The first step is to find an alternative for girls - education and ways to earn a living. Second, we need to open a safe space in communities to have this discussion. Engage men and boys but also community and religious leaders. This approach led to leaders in Egypt stopping early forced marriages and successfully lobbying to outlaw marriage under 18. In Bangladesh for example, concerted work over six years has led whole villages to declare themselves child marriage free.
Step three would be to remove the incentives for child marriage. We talked to fathers in Punjab about the ideal age of marriage for their girls. The said mid-20s - but what's the actual age? 13 to 15 years old. Why? Poverty. So we need to look at other income sources for the families.
Then there's the enforcement of law - the UK government is consulting on whether there should be a criminal penalty for forcing someone into marriage. That may be necessary but it is not sufficient.

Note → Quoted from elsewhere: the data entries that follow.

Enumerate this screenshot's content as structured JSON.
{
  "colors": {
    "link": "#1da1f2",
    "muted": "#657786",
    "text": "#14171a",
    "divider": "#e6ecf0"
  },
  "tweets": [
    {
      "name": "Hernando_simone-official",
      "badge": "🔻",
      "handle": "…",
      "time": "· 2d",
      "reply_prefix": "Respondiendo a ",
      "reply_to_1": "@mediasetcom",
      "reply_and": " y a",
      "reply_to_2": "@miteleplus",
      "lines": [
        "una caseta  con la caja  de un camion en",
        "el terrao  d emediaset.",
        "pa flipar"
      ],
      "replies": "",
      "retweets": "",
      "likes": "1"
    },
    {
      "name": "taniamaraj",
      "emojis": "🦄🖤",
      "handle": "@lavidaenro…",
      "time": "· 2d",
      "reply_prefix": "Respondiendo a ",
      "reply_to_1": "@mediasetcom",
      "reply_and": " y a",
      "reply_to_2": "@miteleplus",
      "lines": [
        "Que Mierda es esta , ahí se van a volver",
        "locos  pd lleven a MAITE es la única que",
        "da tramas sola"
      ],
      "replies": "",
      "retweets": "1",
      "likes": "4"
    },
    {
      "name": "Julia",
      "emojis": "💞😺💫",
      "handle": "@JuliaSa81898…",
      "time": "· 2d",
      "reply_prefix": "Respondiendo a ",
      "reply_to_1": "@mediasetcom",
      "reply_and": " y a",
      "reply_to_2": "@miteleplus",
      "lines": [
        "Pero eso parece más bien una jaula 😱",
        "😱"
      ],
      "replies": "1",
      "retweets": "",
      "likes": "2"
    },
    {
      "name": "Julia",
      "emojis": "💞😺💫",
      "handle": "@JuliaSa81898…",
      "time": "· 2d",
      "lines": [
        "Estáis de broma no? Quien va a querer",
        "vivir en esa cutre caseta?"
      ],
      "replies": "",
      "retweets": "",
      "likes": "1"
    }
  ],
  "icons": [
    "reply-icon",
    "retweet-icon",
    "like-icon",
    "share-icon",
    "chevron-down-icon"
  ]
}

The best solution is to avoid the trauma of a forced marriage too young. That's why step five is prevention. I met 15-year-old Dia from Northern Bangladesh last September, who came home from school one day to be told that she was not to go to school next term because she was to get married.
She asked her teacher to intercede as the next week she would be sitting her end of term exams - she knew her future hung in the balance.
At that moment her teacher, community leaders and the District Commissioner were meeting with her parents. Their arguments succeeded and the wedding was called off. They were acting to safeguard the girl.
Sadly in the UK there is limited guidance for teachers on how to handle forced marriage. And the former Dept of Children Schools and Famillies estimated that there are 5,000 forced marriages each year in the UK. That is why Plan has produced a teaching aid for UK schools - but we need the UK government to encourage schools to use it, so we can prevent early and forced marriage - as Dia's community do and as Bhakra is striving to protect her daughter from.
Now that would be a good commitment for the UK government on this Mother's Day.